━━━━━ Records provided ━━━━━
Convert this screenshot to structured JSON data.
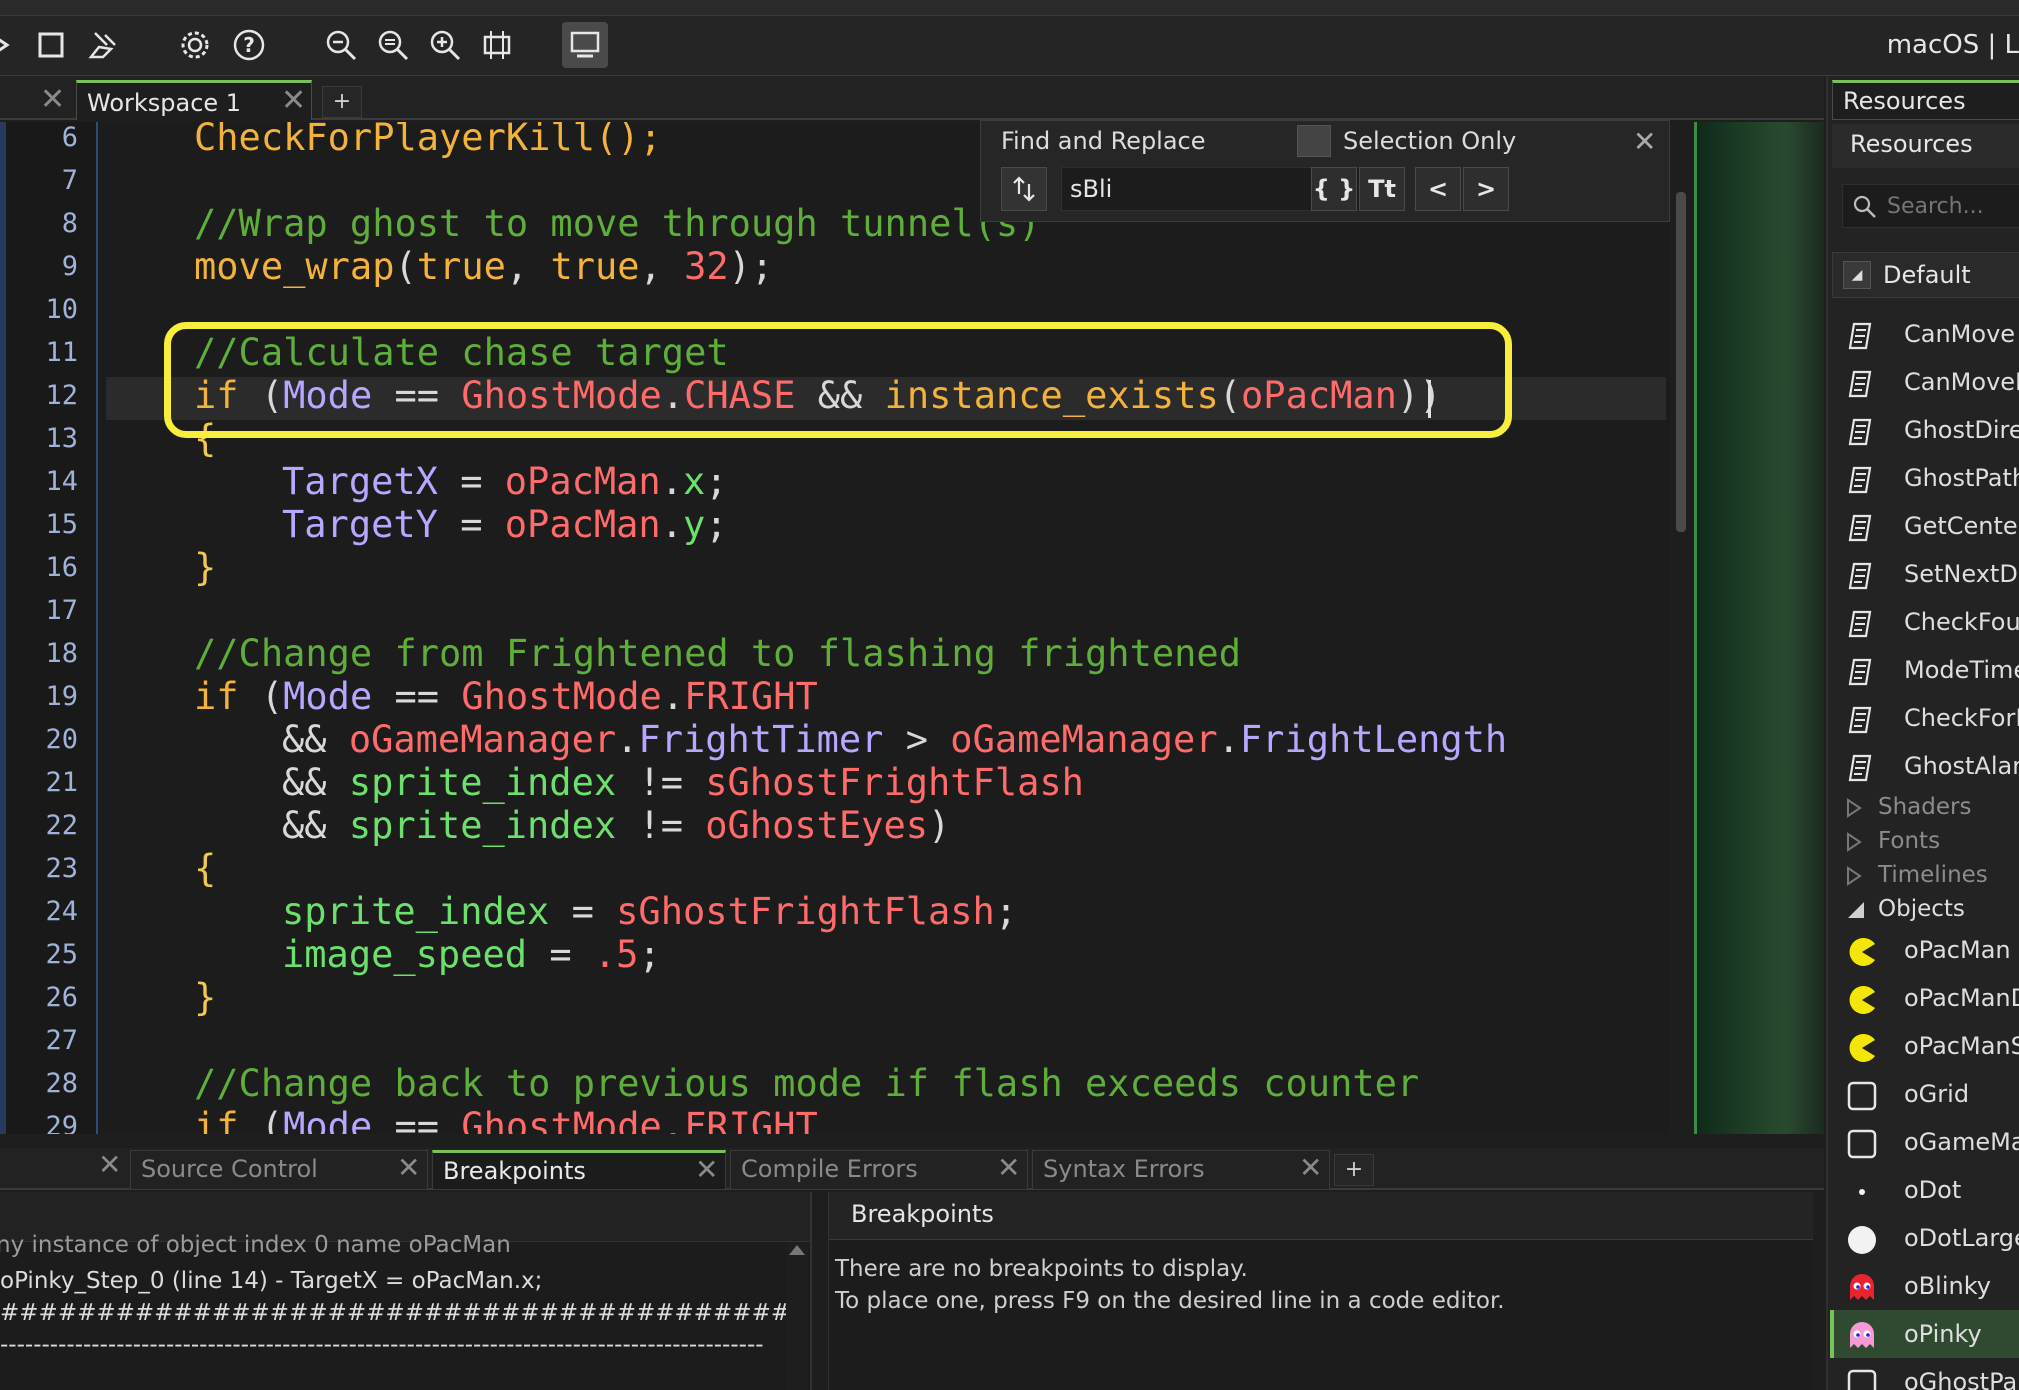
{
  "toolbar": {
    "platform": "macOS | L",
    "icons": [
      "run-icon",
      "stop-icon",
      "clean-icon",
      "settings-icon",
      "help-icon",
      "zoom-out-icon",
      "zoom-reset-icon",
      "zoom-in-icon",
      "expand-icon",
      "device-icon"
    ]
  },
  "workspace": {
    "tab_label": "Workspace 1",
    "add_label": "+"
  },
  "editor": {
    "line_numbers": [
      "6",
      "7",
      "8",
      "9",
      "10",
      "11",
      "12",
      "13",
      "14",
      "15",
      "16",
      "17",
      "18",
      "19",
      "20",
      "21",
      "22",
      "23",
      "24",
      "25",
      "26",
      "27",
      "28",
      "29"
    ],
    "lines": {
      "l6": "CheckForPlayerKill();",
      "l8": "//Wrap ghost to move through tunnel(s)",
      "l9_fn": "move_wrap",
      "l9_a": "(",
      "l9_t1": "true",
      "l9_c1": ", ",
      "l9_t2": "true",
      "l9_c2": ", ",
      "l9_n": "32",
      "l9_end": ");",
      "l11": "//Calculate chase target",
      "l12_if": "if",
      "l12_p": " (",
      "l12_mode": "Mode",
      "l12_eq": " == ",
      "l12_gm": "GhostMode",
      "l12_dot": ".",
      "l12_chase": "CHASE",
      "l12_and": " && ",
      "l12_fn": "instance_exists",
      "l12_po": "(",
      "l12_obj": "oPacMan",
      "l12_pc": "))",
      "l13": "{",
      "l14_v": "TargetX",
      "l14_eq": " = ",
      "l14_o": "oPacMan",
      "l14_d": ".",
      "l14_x": "x",
      "l14_s": ";",
      "l15_v": "TargetY",
      "l15_eq": " = ",
      "l15_o": "oPacMan",
      "l15_d": ".",
      "l15_y": "y",
      "l15_s": ";",
      "l16": "}",
      "l18": "//Change from Frightened to flashing frightened",
      "l19_if": "if",
      "l19_p": " (",
      "l19_mode": "Mode",
      "l19_eq": " == ",
      "l19_gm": "GhostMode",
      "l19_dot": ".",
      "l19_fr": "FRIGHT",
      "l20_and": "&& ",
      "l20_gm": "oGameManager",
      "l20_d": ".",
      "l20_ft": "FrightTimer",
      "l20_gt": " > ",
      "l20_gm2": "oGameManager",
      "l20_d2": ".",
      "l20_fl": "FrightLength",
      "l21_and": "&& ",
      "l21_si": "sprite_index",
      "l21_ne": " != ",
      "l21_sp": "sGhostFrightFlash",
      "l22_and": "&& ",
      "l22_si": "sprite_index",
      "l22_ne": " != ",
      "l22_sp": "oGhostEyes",
      "l22_pc": ")",
      "l23": "{",
      "l24_si": "sprite_index",
      "l24_eq": " = ",
      "l24_sp": "sGhostFrightFlash",
      "l24_s": ";",
      "l25_is": "image_speed",
      "l25_eq": " = ",
      "l25_n": ".5",
      "l25_s": ";",
      "l26": "}",
      "l28": "//Change back to previous mode if flash exceeds counter",
      "l29_if": "if",
      "l29_p": " (",
      "l29_mode": "Mode",
      "l29_eq": " == ",
      "l29_gm": "GhostMode",
      "l29_dot": ".",
      "l29_fr": "FRIGHT"
    }
  },
  "find": {
    "title": "Find and Replace",
    "selection_only": "Selection Only",
    "value": "sBli",
    "regex_label": "{ }",
    "case_label": "Tt",
    "prev_label": "<",
    "next_label": ">"
  },
  "resources": {
    "tab_label": "Resources",
    "header": "Resources",
    "search_placeholder": "Search...",
    "group": "Default",
    "scripts": [
      "CanMove",
      "CanMoveF",
      "GhostDire",
      "GhostPath",
      "GetCenter",
      "SetNextDir",
      "CheckFour",
      "ModeTime",
      "CheckForP",
      "GhostAlarm"
    ],
    "folders": [
      "Shaders",
      "Fonts",
      "Timelines"
    ],
    "objects_label": "Objects",
    "objects": [
      "oPacMan",
      "oPacManD",
      "oPacManSt",
      "oGrid",
      "oGameMan",
      "oDot",
      "oDotLarge",
      "oBlinky",
      "oPinky",
      "oGhostPar"
    ],
    "selected": "oPinky"
  },
  "bottom": {
    "tabs": [
      "Source Control",
      "Breakpoints",
      "Compile Errors",
      "Syntax Errors"
    ],
    "active_tab": "Breakpoints",
    "add_label": "+",
    "output_line0": "ny instance of object index 0 name oPacMan",
    "output_line1": "oPinky_Step_0 (line 14) -       TargetX = oPacMan.x;",
    "output_line2": "############################################################################",
    "output_line3": "--------------------------------------------------------------------------------------------",
    "bp_title": "Breakpoints",
    "bp_msg1": "There are no breakpoints to display.",
    "bp_msg2": "To place one, press F9 on the desired line in a code editor."
  },
  "colors": {
    "accent": "#78c257",
    "highlight": "#f7ef3c",
    "comment": "#5fae3a",
    "keyword": "#f2b23c",
    "variable": "#b8a6ff",
    "resource": "#ff6b6b",
    "builtin": "#6ce06c"
  }
}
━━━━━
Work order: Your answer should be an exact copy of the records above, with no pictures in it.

Finished task:
Convert this screenshot to structured JSON data.
{
  "toolbar": {
    "platform": "macOS | L",
    "icons": [
      "run-icon",
      "stop-icon",
      "clean-icon",
      "settings-icon",
      "help-icon",
      "zoom-out-icon",
      "zoom-reset-icon",
      "zoom-in-icon",
      "expand-icon",
      "device-icon"
    ]
  },
  "workspace": {
    "tab_label": "Workspace 1",
    "add_label": "+"
  },
  "editor": {
    "line_numbers": [
      "6",
      "7",
      "8",
      "9",
      "10",
      "11",
      "12",
      "13",
      "14",
      "15",
      "16",
      "17",
      "18",
      "19",
      "20",
      "21",
      "22",
      "23",
      "24",
      "25",
      "26",
      "27",
      "28",
      "29"
    ],
    "lines": {
      "l6": "CheckForPlayerKill();",
      "l8": "//Wrap ghost to move through tunnel(s)",
      "l9_fn": "move_wrap",
      "l9_a": "(",
      "l9_t1": "true",
      "l9_c1": ", ",
      "l9_t2": "true",
      "l9_c2": ", ",
      "l9_n": "32",
      "l9_end": ");",
      "l11": "//Calculate chase target",
      "l12_if": "if",
      "l12_p": " (",
      "l12_mode": "Mode",
      "l12_eq": " == ",
      "l12_gm": "GhostMode",
      "l12_dot": ".",
      "l12_chase": "CHASE",
      "l12_and": " && ",
      "l12_fn": "instance_exists",
      "l12_po": "(",
      "l12_obj": "oPacMan",
      "l12_pc": "))",
      "l13": "{",
      "l14_v": "TargetX",
      "l14_eq": " = ",
      "l14_o": "oPacMan",
      "l14_d": ".",
      "l14_x": "x",
      "l14_s": ";",
      "l15_v": "TargetY",
      "l15_eq": " = ",
      "l15_o": "oPacMan",
      "l15_d": ".",
      "l15_y": "y",
      "l15_s": ";",
      "l16": "}",
      "l18": "//Change from Frightened to flashing frightened",
      "l19_if": "if",
      "l19_p": " (",
      "l19_mode": "Mode",
      "l19_eq": " == ",
      "l19_gm": "GhostMode",
      "l19_dot": ".",
      "l19_fr": "FRIGHT",
      "l20_and": "&& ",
      "l20_gm": "oGameManager",
      "l20_d": ".",
      "l20_ft": "FrightTimer",
      "l20_gt": " > ",
      "l20_gm2": "oGameManager",
      "l20_d2": ".",
      "l20_fl": "FrightLength",
      "l21_and": "&& ",
      "l21_si": "sprite_index",
      "l21_ne": " != ",
      "l21_sp": "sGhostFrightFlash",
      "l22_and": "&& ",
      "l22_si": "sprite_index",
      "l22_ne": " != ",
      "l22_sp": "oGhostEyes",
      "l22_pc": ")",
      "l23": "{",
      "l24_si": "sprite_index",
      "l24_eq": " = ",
      "l24_sp": "sGhostFrightFlash",
      "l24_s": ";",
      "l25_is": "image_speed",
      "l25_eq": " = ",
      "l25_n": ".5",
      "l25_s": ";",
      "l26": "}",
      "l28": "//Change back to previous mode if flash exceeds counter",
      "l29_if": "if",
      "l29_p": " (",
      "l29_mode": "Mode",
      "l29_eq": " == ",
      "l29_gm": "GhostMode",
      "l29_dot": ".",
      "l29_fr": "FRIGHT"
    }
  },
  "find": {
    "title": "Find and Replace",
    "selection_only": "Selection Only",
    "value": "sBli",
    "regex_label": "{ }",
    "case_label": "Tt",
    "prev_label": "<",
    "next_label": ">"
  },
  "resources": {
    "tab_label": "Resources",
    "header": "Resources",
    "search_placeholder": "Search...",
    "group": "Default",
    "scripts": [
      "CanMove",
      "CanMoveF",
      "GhostDire",
      "GhostPath",
      "GetCenter",
      "SetNextDir",
      "CheckFour",
      "ModeTime",
      "CheckForP",
      "GhostAlarm"
    ],
    "folders": [
      "Shaders",
      "Fonts",
      "Timelines"
    ],
    "objects_label": "Objects",
    "objects": [
      "oPacMan",
      "oPacManD",
      "oPacManSt",
      "oGrid",
      "oGameMan",
      "oDot",
      "oDotLarge",
      "oBlinky",
      "oPinky",
      "oGhostPar"
    ],
    "selected": "oPinky"
  },
  "bottom": {
    "tabs": [
      "Source Control",
      "Breakpoints",
      "Compile Errors",
      "Syntax Errors"
    ],
    "active_tab": "Breakpoints",
    "add_label": "+",
    "output_line0": "ny instance of object index 0 name oPacMan",
    "output_line1": "oPinky_Step_0 (line 14) -       TargetX = oPacMan.x;",
    "output_line2": "############################################################################",
    "output_line3": "--------------------------------------------------------------------------------------------",
    "bp_title": "Breakpoints",
    "bp_msg1": "There are no breakpoints to display.",
    "bp_msg2": "To place one, press F9 on the desired line in a code editor."
  },
  "colors": {
    "accent": "#78c257",
    "highlight": "#f7ef3c",
    "comment": "#5fae3a",
    "keyword": "#f2b23c",
    "variable": "#b8a6ff",
    "resource": "#ff6b6b",
    "builtin": "#6ce06c"
  }
}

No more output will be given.